# Problem:
Out of the lines below, please list those that hold the string "Administrativni".

# Data:
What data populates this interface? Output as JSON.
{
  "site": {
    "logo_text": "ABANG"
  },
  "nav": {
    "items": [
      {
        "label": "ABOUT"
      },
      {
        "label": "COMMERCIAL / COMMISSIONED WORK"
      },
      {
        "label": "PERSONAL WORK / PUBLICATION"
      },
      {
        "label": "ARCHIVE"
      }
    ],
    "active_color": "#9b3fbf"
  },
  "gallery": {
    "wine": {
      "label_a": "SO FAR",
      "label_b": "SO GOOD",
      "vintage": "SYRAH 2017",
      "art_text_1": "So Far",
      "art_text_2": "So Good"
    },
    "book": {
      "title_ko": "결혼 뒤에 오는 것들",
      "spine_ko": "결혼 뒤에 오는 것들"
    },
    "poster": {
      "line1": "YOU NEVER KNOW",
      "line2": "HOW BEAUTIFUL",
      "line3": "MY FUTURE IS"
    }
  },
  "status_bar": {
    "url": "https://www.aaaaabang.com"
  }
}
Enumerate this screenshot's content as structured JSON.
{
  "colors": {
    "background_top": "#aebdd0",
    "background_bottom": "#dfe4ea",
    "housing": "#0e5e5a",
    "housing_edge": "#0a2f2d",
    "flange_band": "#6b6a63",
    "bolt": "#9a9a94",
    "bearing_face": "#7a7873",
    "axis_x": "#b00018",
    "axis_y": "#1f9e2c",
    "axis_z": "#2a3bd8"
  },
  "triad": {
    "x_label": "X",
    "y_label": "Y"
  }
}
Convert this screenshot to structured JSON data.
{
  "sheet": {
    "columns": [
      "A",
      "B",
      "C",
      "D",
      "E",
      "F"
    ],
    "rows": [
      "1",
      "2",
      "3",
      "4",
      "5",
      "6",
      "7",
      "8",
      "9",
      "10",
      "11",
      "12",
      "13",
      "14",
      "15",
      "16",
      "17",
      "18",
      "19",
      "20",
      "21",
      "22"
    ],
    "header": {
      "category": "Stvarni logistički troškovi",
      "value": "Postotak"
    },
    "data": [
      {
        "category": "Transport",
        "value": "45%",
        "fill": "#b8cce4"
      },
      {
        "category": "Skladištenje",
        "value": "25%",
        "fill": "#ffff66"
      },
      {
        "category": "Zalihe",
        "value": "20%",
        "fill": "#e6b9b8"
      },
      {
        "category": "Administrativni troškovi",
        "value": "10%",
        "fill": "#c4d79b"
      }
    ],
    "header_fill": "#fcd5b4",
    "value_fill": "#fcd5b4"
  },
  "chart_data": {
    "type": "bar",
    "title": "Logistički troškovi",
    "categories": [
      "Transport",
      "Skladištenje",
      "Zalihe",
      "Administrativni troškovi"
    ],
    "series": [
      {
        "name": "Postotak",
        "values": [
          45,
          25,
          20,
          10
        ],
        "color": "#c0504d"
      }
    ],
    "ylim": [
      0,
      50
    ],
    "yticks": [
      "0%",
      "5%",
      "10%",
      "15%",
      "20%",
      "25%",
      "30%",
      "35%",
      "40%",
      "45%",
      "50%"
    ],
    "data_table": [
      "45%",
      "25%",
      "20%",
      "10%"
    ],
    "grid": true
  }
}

# Result for this exercise:
        "category": "Administrativni troškovi",
      "Administrativni troškovi"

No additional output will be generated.